_WHAT THE TASK REQUIRES_: Answer with a number only: how many lines of the data contain "title"?

═══ EXTRACTED DATA ═══

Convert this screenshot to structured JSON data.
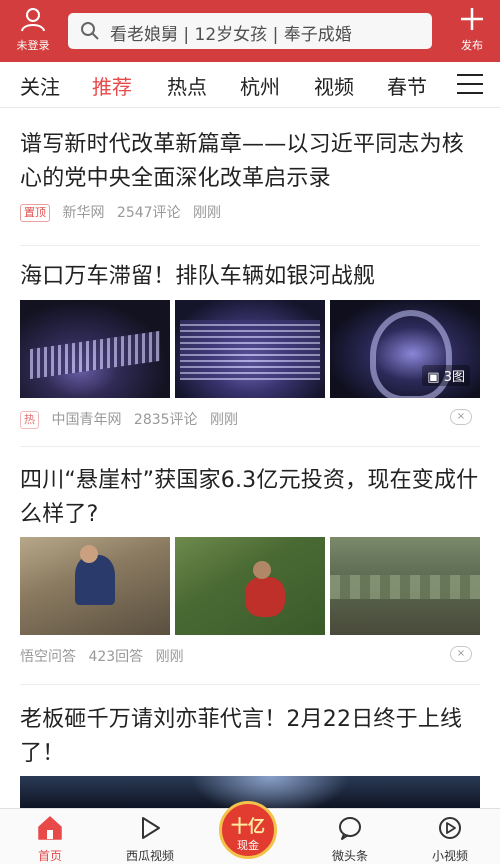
{
  "header": {
    "login_label": "未登录",
    "search_placeholder": "看老娘舅 | 12岁女孩 | 奉子成婚",
    "publish_label": "发布"
  },
  "tabs": [
    {
      "label": "关注"
    },
    {
      "label": "推荐"
    },
    {
      "label": "热点"
    },
    {
      "label": "杭州"
    },
    {
      "label": "视频"
    },
    {
      "label": "春节"
    }
  ],
  "active_tab": "推荐",
  "feed": [
    {
      "title": "谱写新时代改革新篇章——以习近平同志为核心的党中央全面深化改革启示录",
      "badge": "置顶",
      "source": "新华网",
      "comments": "2547评论",
      "time": "刚刚"
    },
    {
      "title": "海口万车滞留！排队车辆如银河战舰",
      "image_count": "3图",
      "badge": "热",
      "source": "中国青年网",
      "comments": "2835评论",
      "time": "刚刚",
      "dislike": "×"
    },
    {
      "title": "四川“悬崖村”获国家6.3亿元投资，现在变成什么样了?",
      "source": "悟空问答",
      "comments": "423回答",
      "time": "刚刚",
      "dislike": "×"
    },
    {
      "title": "老板砸千万请刘亦菲代言！2月22日终于上线了！"
    }
  ],
  "bottom_nav": {
    "home": "首页",
    "video": "西瓜视频",
    "cash_big": "十亿",
    "cash_small": "现金",
    "weitoutiao": "微头条",
    "small_video": "小视频"
  },
  "colors": {
    "brand_red": "#d43d3d",
    "active_red": "#e84a4a"
  }
}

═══

_RESPONSE TO THE TASK_: 4